More than once in her life, Catherine MacCartney, D.P.T. ’06, has surprised herself. She declared biology her major in college after barely passing high school science. She fell in love with working in a hospital after setting her sights on outpatient care. And, after years of wishing for the confidence to become a professional body builder, she won her first pro competition. Though these experiences may seem unrelated, each gave the highly-motivated MacCartney a goal to achieve. “If I have something to look toward, I focus better on it,” says the assistant supervisor of acute care at NewYork–Presbyterian Hospital. “I always need a project.”
Becoming a physical therapist was not one of MacCartney’s goals, especially during her years at Nyack High School, where she struggled in science. Even at St. Thomas Aquinas College in Sparkill, N.Y., where she began as a fine arts and graphic design major, she veered away from science, until graduation requirements pushed her to take one course in the subject. She took marine biology and was completely enthralled with the course. By junior year, she had changed her major to biology.
A longtime athlete and former personal trainer, MacCartney wanted a career that would combine her newfound love for science with her passion for fitness. Physical therapy was a perfect fit. She entered the field with the intention of working in an outpatient orthopedic setting. “I wanted to treat sports injuries,” she explains. “I didn’t want to work in a hospital.”
But an opportunity to specialize in acute-care at NewYork– Presbyterian Hospital—her first job offer after graduating from NYMC’s School of Health Sciences and Practice—was not one to pass up. She figured she’d stay for a while, then move on. “Nine years later, I’m still there.” In fact, in 2011, she was promoted to assistant supervisor. “I gave myself five years to have an administrative position, and I got the promotion within a month of my five-year anniversary.”
Just as MacCartney fell in love with—and excelled at—science, so did she fall in love with acute inpatient care. “I totally swung in the other direction,” she says, sounding surprised. “I love being in the hospital.” She divides her clinical time between patients in the emergency department, where she is the head physical therapist, the neurology department and among those who have lymphedema.
“We get the sick of the sick,” she says, referring to patients who are recovering from brain or spinal injury or surgery, stroke, or who have progressive neurological diseases such as Parkinson’s, amyotrophic lateral sclerosis or Huntington’s. “Even if they pass away, their time here was made better because we helped them. That’s what makes my job totally worth it.”
In 2014, MacCartney became a certified lymphedema therapist, making her a specialist in the evaluation, education and treatment of the condition, which involves local fluid retention most commonly in the arms or legs. “Becoming a certified lymphedema therapist became my project.”

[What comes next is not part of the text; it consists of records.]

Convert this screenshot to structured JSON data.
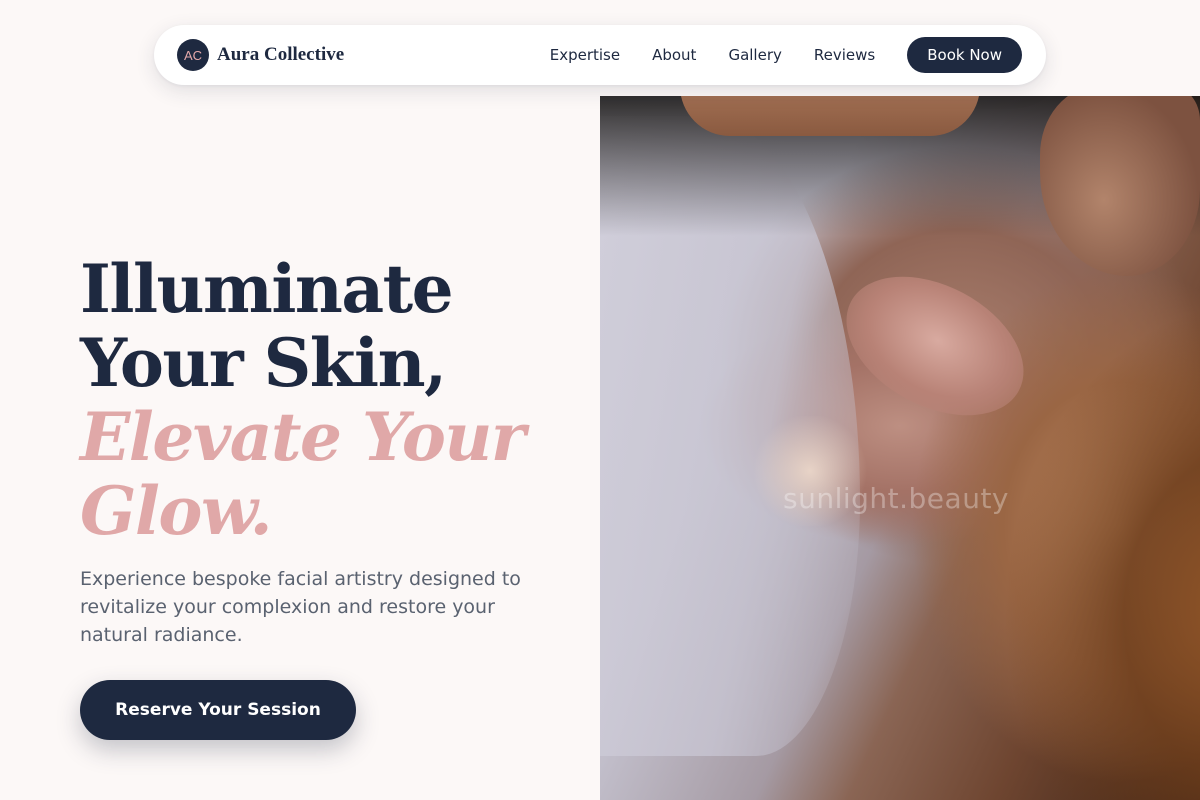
{
  "nav": {
    "logo_initials": "AC",
    "brand_name": "Aura Collective",
    "links": [
      "Expertise",
      "About",
      "Gallery",
      "Reviews"
    ],
    "cta_label": "Book Now"
  },
  "hero": {
    "headline_dark": [
      "Illuminate",
      "Your Skin,"
    ],
    "headline_accent": [
      "Elevate Your",
      "Glow."
    ],
    "subtext": "Experience bespoke facial artistry designed to revitalize your complexion and restore your natural radiance.",
    "cta_label": "Reserve Your Session",
    "image_watermark": "sunlight.beauty"
  },
  "colors": {
    "navy": "#1e2940",
    "accent_pink": "#e0a8a8",
    "background": "#fcf8f7",
    "body_text": "#5a6270"
  },
  "icons": {
    "logo": "circle-monogram"
  }
}
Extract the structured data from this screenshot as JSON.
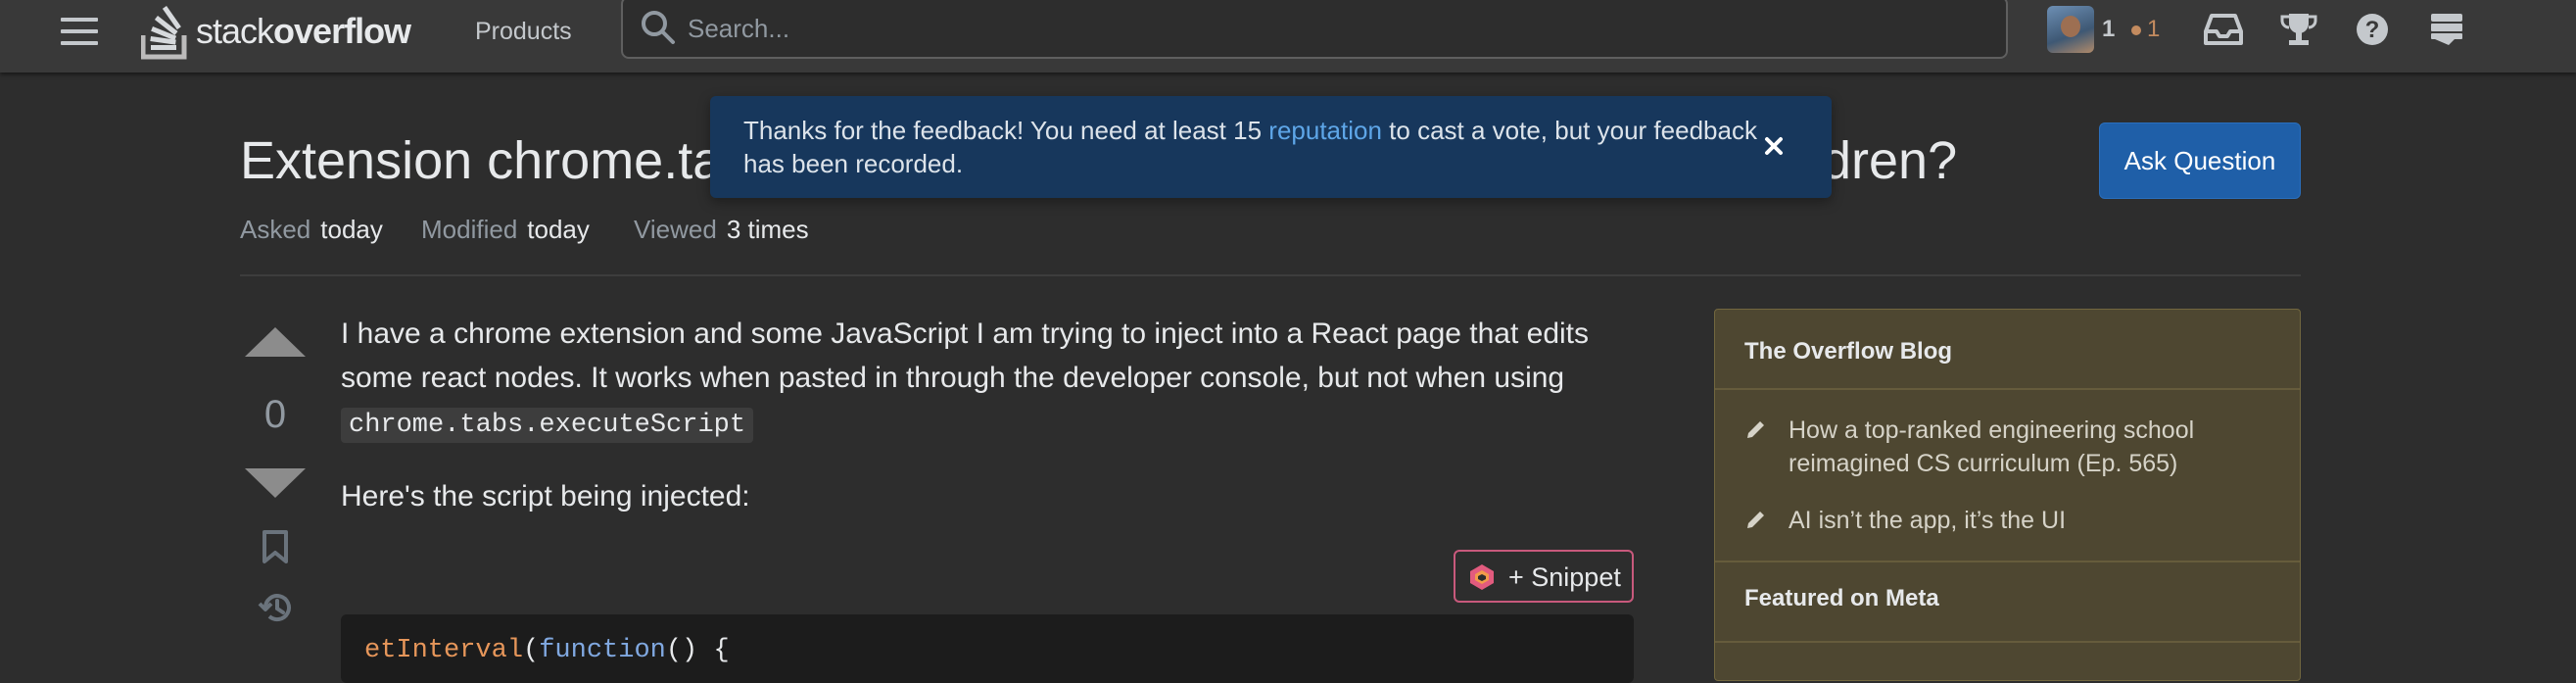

Some projects are personal, like competitive bodybuilding. It was during college, when the former dancer and high school lacrosse player started working out in a gym and lifting weights when the bodybuilding “bug” bit her. “For 12 years, I wanted to compete but I was too afraid,” she recounts. At the end of 2012, she mustered the courage to step on stage. “I won my first two shows,” she says, proudly.
MacCartney approaches bodybuilding as she does everything else: with discipline and dedication. She begins every day with an hour-long 5:30 a.m. workout before heading to work, equipped with meals of chicken, vegetables, rice and sweet potatoes. After work, she hits the gym again. “When I’m dedicated to getting something done, it gets done,” she says. “I get home at 7 or 8 p.m., pack up my meals for the next day, and do it all over again.”
Such dedication has taught her that taking on challenges is the best remedy for self-doubt. “Don’t ever sell yourself short,” she says. “Don’t ever say you can’t do something.